Overall Impressions of the Race:I found the event to be very well organized and well put on. I appreciated a lot of advanced communication through their facebook site and through email, especially since I was unfamiliar with the race and the area. Their website was user friendly. Packet pickup was efficient with no lines. I absolutely LOVED the social run with the Kenyans. What an amazing idea and great event! The race course was beautiful. They had enough porta potties at the start, enough water on the course. Maybe could have used a few more porta potties on the course. The concept of The Chase was cool and exciting. The post-race party was great with good food and live music! The swag was great loved the shirt! My only small disappointment was the medal. It was really tiny. Bling isn’t my biggest priority, but an awesome medal is always a huge bonus, and this one was only so-so. However, overall I absolutely LOVED this event!! I would highly recommend it to anyone looking to run a Half in Hawaii, and I would love to return some day and run it again!

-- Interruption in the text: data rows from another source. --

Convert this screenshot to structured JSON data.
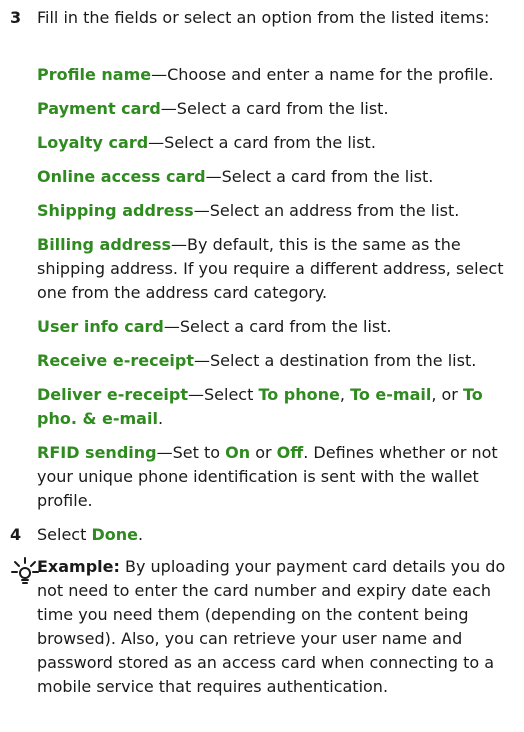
{
  "step3": {
    "number": "3",
    "text": "Fill in the fields or select an option from the listed items:"
  },
  "fields": [
    {
      "term": "Profile name",
      "dash": "—",
      "desc": "Choose and enter a name for the profile."
    },
    {
      "term": "Payment card",
      "dash": "—",
      "desc": "Select a card from the list."
    },
    {
      "term": "Loyalty card",
      "dash": "—",
      "desc": "Select a card from the list."
    },
    {
      "term": "Online access card",
      "dash": "—",
      "desc": "Select a card from the list."
    },
    {
      "term": "Shipping address",
      "dash": "—",
      "desc": "Select an address from the list."
    },
    {
      "term": "Billing address",
      "dash": "—",
      "desc": "By default, this is the same as the shipping address. If you require a different address, select one from the address card category."
    },
    {
      "term": "User info card",
      "dash": "—",
      "desc": "Select a card from the list."
    },
    {
      "term": "Receive e-receipt",
      "dash": "—",
      "desc": "Select a destination from the list."
    }
  ],
  "deliver": {
    "term": "Deliver e-receipt",
    "dash": "—",
    "lead": "Select ",
    "opt1": "To phone",
    "sep1": ", ",
    "opt2": "To e-mail",
    "sep2": ", or ",
    "opt3": "To pho. & e-mail",
    "end": "."
  },
  "rfid": {
    "term": "RFID sending",
    "dash": "—",
    "lead": "Set to ",
    "on": "On",
    "or": " or ",
    "off": "Off",
    "rest": ". Defines whether or not your unique phone identification is sent with the wallet profile."
  },
  "step4": {
    "number": "4",
    "lead": "Select ",
    "action": "Done",
    "end": "."
  },
  "tip": {
    "icon": "lightbulb-icon",
    "label": "Example:",
    "text": " By uploading your payment card details you do not need to enter the card number and expiry date each time you need them (depending on the content being browsed). Also, you can retrieve your user name and password stored as an access card when connecting to a mobile service that requires authentication."
  },
  "colors": {
    "accent": "#2f8a1f",
    "text": "#1a1a1a"
  }
}
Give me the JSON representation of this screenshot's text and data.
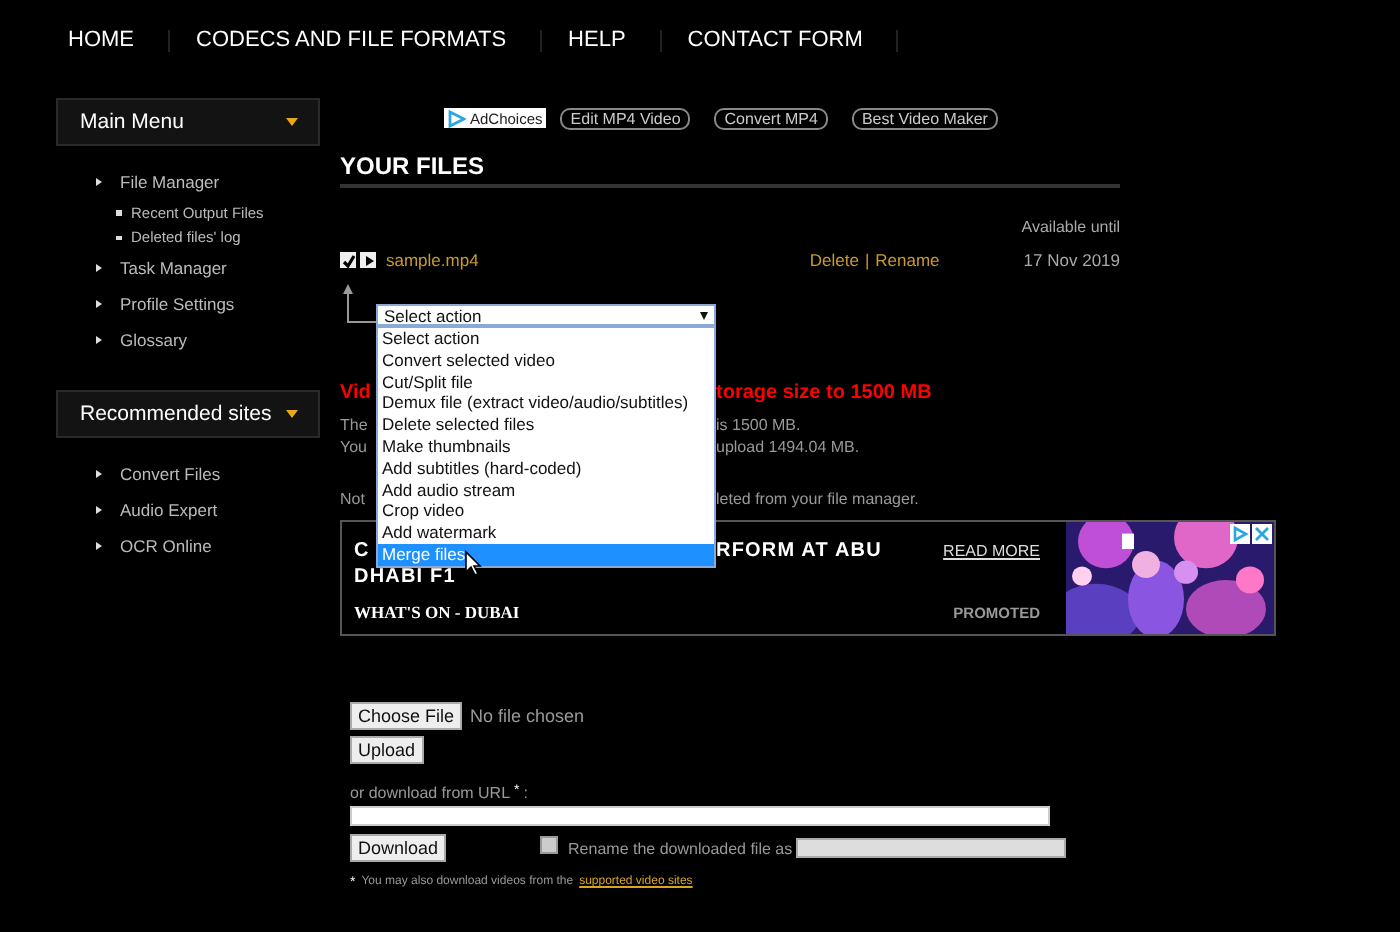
{
  "nav": [
    {
      "label": "HOME"
    },
    {
      "label": "CODECS AND FILE FORMATS"
    },
    {
      "label": "HELP"
    },
    {
      "label": "CONTACT FORM"
    }
  ],
  "ad_links": [
    {
      "label": "AdChoices",
      "kind": "adchoices"
    },
    {
      "label": "Edit MP4 Video",
      "kind": "pill"
    },
    {
      "label": "Convert MP4",
      "kind": "pill"
    },
    {
      "label": "Best Video Maker",
      "kind": "pill"
    }
  ],
  "sidebar": [
    {
      "title": "Main Menu",
      "items": [
        {
          "label": "File Manager",
          "children": [
            {
              "label": "Recent Output Files"
            },
            {
              "label": "Deleted files' log"
            }
          ]
        },
        {
          "label": "Task Manager"
        },
        {
          "label": "Profile Settings"
        },
        {
          "label": "Glossary"
        }
      ]
    },
    {
      "title": "Recommended sites",
      "items": [
        {
          "label": "Convert Files"
        },
        {
          "label": "Audio Expert"
        },
        {
          "label": "OCR Online"
        }
      ]
    }
  ],
  "files": {
    "title": "YOUR FILES",
    "column_header": "Available until",
    "rows": [
      {
        "checked": true,
        "name": "sample.mp4",
        "actions": [
          "Delete",
          "Rename"
        ],
        "separator": "|",
        "date": "17 Nov 2019"
      }
    ]
  },
  "action_select": {
    "value": "Select action",
    "expanded": true,
    "options": [
      {
        "label": "Select action",
        "highlighted": false
      },
      {
        "label": "Convert selected video",
        "highlighted": false
      },
      {
        "label": "Cut/Split file",
        "highlighted": false
      },
      {
        "label": "Demux file (extract video/audio/subtitles)",
        "highlighted": false
      },
      {
        "label": "Delete selected files",
        "highlighted": false
      },
      {
        "label": "Make thumbnails",
        "highlighted": false
      },
      {
        "label": "Add subtitles (hard-coded)",
        "highlighted": false
      },
      {
        "label": "Add audio stream",
        "highlighted": false
      },
      {
        "label": "Crop video",
        "highlighted": false
      },
      {
        "label": "Add watermark",
        "highlighted": false
      },
      {
        "label": "Merge files",
        "highlighted": true
      }
    ]
  },
  "notices": [
    {
      "kind": "warning",
      "left": "Vid",
      "right": "torage size to 1500 MB"
    },
    {
      "kind": "info",
      "left": "The",
      "right": "is 1500 MB."
    },
    {
      "kind": "info",
      "left": "You",
      "right": "upload 1494.04 MB."
    },
    {
      "kind": "note",
      "left": "Not",
      "right": "leted from your file manager."
    }
  ],
  "ad": {
    "headline_left": "C",
    "headline_right": "RFORM AT ABU",
    "headline_line2": "DHABI F1",
    "read_more": "READ MORE",
    "source": "WHAT'S ON - DUBAI",
    "label": "PROMOTED"
  },
  "upload": {
    "choose_button": "Choose File",
    "file_status": "No file chosen",
    "upload_button": "Upload",
    "url_label": "or download from URL",
    "required_mark": "*",
    "url_label_suffix": ":",
    "download_button": "Download",
    "rename": {
      "checked": false,
      "label": "Rename the downloaded file as"
    },
    "footnote_mark": "*",
    "footnote": "You may also download videos from the",
    "footnote_link": "supported video sites"
  }
}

The Rest of the Vacation: Race stuff is over, but for those interested, I was in Hawaii for another 6 days. Monday morning my parents, brother and I flew to the Big Island. We stayed a night in Kona, and that day we ate lunch and had some beer samples at the Kona Brewery, then toured a Kona Coffee plantation. That night we did a night snorkel expedition to see the Manta Sting Rays up close and personal (as in inches away)! So cool!
Tuesday we drove to the other side of the island and had a 6 hour guided hike through Hawaii Volcanoes National Park. We stayed in a cabin in the rainforest that night!
The next day we explored the Hilo area including Rainbow Falls and then flew to Kaua’i!
We stayed at the Grand Hyatt for 2 nights, which was GORGEOUS! We ate at the hotel that night at a nice seafood restaurant.
The next day we went hiking by Wimea Canyon and took a helicopter tour with the doors off (amazing!). Then relaxed by the pool for a few hours.
Friday we headed back to O’ahu for one more night, this time we stayed at Turtle Bay on the North Shore. Before going to the hotel, though, we went to Pearl Harbor for a few hours and visited the USS Arizona Memorial, and then the Dole Plantation.
Checked into the hotel and hung out for a little, then went to Sunset Beach nearby (right by the famous Pipeline Beach) to watch sunset and surfers.
On our last morning my brother and dad golfed 9 holes, and my mom and I went horseback riding.
Then we hung around the hotel til it was time to catch out 6:50 pm flight. It was an AMAZING trip!!!
Thanks for reading!!! Oh and if you are interested in what happened with “The Chase” here is an article with AWESOME pics: